• **Exercise goal**
A complete answer lists every line of the entries below where the string "true" appears.

(Dataset rows describing interfaces)
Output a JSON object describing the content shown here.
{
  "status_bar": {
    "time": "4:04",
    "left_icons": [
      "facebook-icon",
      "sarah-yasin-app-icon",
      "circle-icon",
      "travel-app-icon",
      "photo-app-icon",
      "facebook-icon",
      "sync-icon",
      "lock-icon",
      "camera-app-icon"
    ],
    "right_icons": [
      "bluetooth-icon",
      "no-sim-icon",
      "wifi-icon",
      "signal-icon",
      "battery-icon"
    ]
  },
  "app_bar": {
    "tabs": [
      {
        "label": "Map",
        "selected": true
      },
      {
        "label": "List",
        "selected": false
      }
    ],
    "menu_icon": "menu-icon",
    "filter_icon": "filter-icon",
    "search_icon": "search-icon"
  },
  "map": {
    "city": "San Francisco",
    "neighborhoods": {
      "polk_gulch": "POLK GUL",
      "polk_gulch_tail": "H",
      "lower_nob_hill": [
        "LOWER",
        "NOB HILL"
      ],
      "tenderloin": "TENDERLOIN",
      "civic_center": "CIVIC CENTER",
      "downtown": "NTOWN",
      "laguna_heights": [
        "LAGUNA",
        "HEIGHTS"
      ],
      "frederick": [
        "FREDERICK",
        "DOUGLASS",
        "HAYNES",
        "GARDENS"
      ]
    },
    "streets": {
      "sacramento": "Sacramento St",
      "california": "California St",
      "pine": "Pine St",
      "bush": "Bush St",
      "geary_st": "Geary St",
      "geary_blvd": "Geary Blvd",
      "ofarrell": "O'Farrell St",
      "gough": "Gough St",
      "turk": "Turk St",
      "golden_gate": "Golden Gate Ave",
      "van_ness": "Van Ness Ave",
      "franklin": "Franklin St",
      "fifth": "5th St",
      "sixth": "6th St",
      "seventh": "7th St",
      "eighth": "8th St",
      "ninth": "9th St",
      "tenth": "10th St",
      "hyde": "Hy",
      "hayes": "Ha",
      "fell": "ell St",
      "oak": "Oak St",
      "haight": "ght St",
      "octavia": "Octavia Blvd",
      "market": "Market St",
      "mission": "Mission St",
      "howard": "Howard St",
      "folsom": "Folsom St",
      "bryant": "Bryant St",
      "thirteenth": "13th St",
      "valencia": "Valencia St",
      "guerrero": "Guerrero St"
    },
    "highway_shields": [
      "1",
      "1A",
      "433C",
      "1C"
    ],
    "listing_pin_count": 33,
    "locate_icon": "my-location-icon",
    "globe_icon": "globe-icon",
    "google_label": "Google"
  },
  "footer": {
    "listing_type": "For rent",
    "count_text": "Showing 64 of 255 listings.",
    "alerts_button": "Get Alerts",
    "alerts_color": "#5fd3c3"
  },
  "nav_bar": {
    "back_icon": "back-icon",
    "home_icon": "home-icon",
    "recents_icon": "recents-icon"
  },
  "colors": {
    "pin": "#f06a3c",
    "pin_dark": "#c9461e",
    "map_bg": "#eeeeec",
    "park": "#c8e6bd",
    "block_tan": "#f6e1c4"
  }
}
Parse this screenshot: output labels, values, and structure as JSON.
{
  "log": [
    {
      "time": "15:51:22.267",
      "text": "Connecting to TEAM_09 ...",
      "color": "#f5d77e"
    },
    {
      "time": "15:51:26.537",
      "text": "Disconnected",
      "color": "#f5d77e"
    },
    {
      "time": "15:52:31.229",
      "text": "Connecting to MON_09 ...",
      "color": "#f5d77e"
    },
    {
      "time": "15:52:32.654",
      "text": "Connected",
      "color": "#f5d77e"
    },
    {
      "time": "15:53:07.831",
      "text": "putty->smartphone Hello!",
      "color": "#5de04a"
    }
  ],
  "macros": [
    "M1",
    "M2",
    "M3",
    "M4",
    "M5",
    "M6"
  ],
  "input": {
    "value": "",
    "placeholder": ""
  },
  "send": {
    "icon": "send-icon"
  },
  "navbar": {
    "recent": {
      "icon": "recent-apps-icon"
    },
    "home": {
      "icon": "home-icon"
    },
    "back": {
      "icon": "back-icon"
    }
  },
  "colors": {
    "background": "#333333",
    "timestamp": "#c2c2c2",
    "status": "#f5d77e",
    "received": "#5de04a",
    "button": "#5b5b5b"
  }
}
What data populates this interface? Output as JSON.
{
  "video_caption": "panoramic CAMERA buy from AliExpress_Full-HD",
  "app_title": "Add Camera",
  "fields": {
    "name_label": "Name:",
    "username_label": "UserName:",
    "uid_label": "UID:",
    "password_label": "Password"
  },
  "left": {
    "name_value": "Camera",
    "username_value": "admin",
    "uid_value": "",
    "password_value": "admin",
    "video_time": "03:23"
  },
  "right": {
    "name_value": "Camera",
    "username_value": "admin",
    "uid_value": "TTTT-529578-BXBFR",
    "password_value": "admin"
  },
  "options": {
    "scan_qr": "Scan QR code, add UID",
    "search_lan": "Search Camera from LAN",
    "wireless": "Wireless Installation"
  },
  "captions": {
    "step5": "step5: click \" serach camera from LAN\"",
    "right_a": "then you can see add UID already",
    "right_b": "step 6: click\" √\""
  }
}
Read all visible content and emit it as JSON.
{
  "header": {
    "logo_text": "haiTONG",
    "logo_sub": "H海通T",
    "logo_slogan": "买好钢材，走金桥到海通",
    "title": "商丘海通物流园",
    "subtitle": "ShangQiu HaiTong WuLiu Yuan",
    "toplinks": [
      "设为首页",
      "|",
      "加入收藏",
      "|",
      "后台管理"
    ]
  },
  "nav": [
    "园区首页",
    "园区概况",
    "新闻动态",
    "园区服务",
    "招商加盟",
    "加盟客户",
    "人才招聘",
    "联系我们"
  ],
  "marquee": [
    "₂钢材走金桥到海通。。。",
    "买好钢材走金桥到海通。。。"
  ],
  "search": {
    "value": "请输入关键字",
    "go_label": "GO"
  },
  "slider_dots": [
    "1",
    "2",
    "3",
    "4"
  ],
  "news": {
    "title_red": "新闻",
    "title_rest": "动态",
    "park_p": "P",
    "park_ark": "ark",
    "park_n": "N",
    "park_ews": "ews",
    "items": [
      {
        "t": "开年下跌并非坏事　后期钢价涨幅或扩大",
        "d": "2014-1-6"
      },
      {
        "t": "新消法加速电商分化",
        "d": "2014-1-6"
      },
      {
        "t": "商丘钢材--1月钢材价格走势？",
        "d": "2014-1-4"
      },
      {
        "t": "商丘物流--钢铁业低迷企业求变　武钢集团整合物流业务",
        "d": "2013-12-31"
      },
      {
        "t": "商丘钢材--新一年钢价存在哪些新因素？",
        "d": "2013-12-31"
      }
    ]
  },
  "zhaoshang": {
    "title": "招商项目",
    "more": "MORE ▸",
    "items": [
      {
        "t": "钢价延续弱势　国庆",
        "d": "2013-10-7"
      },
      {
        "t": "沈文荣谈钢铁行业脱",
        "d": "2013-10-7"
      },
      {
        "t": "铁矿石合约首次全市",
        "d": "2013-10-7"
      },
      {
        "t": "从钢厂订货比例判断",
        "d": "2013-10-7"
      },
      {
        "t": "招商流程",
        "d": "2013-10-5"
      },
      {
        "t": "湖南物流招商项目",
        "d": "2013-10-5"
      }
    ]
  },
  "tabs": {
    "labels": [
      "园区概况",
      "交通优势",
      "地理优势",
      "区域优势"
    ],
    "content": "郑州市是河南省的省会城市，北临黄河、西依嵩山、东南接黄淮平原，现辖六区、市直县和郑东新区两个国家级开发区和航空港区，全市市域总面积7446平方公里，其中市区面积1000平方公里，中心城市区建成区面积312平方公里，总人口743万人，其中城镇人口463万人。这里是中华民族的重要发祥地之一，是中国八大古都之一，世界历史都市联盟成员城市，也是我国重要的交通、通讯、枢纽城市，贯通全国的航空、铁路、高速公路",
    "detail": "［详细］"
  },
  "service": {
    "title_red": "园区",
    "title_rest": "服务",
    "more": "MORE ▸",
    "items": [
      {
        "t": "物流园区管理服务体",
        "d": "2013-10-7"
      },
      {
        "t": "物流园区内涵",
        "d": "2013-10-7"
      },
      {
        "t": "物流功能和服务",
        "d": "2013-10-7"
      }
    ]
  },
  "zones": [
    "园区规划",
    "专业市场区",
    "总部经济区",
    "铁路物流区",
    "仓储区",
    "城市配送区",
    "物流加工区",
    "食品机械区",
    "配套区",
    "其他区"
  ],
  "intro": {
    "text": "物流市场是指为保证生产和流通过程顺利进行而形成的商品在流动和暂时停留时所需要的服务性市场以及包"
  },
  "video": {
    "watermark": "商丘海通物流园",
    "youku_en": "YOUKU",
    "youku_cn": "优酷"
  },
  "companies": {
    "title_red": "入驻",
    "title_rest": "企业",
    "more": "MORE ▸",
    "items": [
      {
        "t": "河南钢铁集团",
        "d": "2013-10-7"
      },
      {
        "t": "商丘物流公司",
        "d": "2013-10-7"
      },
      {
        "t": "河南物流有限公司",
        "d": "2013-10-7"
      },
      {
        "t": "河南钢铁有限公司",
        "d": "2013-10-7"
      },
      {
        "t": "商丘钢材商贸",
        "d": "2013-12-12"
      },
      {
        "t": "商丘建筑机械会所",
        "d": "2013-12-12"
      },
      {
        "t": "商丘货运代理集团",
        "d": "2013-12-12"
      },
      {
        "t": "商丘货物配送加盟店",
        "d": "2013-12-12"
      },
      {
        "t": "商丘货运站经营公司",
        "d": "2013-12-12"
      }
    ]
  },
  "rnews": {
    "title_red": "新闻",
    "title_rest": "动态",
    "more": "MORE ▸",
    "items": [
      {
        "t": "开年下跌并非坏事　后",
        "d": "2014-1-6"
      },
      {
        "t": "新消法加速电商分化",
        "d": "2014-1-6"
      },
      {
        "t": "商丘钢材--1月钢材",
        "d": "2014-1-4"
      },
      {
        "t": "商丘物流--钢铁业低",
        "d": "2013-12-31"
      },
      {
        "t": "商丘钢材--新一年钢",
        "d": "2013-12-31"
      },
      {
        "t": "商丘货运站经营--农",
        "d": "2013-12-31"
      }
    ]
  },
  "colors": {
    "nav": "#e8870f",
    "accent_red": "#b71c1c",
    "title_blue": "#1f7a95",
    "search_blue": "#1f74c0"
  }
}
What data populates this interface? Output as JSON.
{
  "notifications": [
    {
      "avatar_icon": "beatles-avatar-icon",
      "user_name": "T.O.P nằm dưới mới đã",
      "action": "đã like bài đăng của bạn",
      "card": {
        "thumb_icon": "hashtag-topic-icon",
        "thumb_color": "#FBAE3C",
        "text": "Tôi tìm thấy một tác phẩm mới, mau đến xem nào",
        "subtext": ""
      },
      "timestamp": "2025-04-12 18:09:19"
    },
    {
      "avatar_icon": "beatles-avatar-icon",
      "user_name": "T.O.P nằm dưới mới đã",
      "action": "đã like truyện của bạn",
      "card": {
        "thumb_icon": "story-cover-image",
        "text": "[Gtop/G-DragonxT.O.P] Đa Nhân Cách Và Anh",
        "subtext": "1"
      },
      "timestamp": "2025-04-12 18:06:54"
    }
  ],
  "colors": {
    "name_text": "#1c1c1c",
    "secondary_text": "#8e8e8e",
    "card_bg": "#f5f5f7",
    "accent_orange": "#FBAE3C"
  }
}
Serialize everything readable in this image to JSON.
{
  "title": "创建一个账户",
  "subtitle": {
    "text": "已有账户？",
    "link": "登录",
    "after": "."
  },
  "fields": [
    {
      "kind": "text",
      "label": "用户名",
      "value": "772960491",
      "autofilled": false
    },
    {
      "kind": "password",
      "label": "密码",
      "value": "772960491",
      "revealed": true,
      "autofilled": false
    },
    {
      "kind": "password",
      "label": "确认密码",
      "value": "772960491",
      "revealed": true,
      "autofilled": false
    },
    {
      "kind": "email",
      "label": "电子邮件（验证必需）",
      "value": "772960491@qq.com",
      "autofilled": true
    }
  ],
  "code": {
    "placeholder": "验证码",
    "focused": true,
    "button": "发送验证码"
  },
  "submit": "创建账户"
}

• **Output for this exercise**
        "selected": true
      "revealed": true,
      "revealed": true,
      "autofilled": true
    "focused": true,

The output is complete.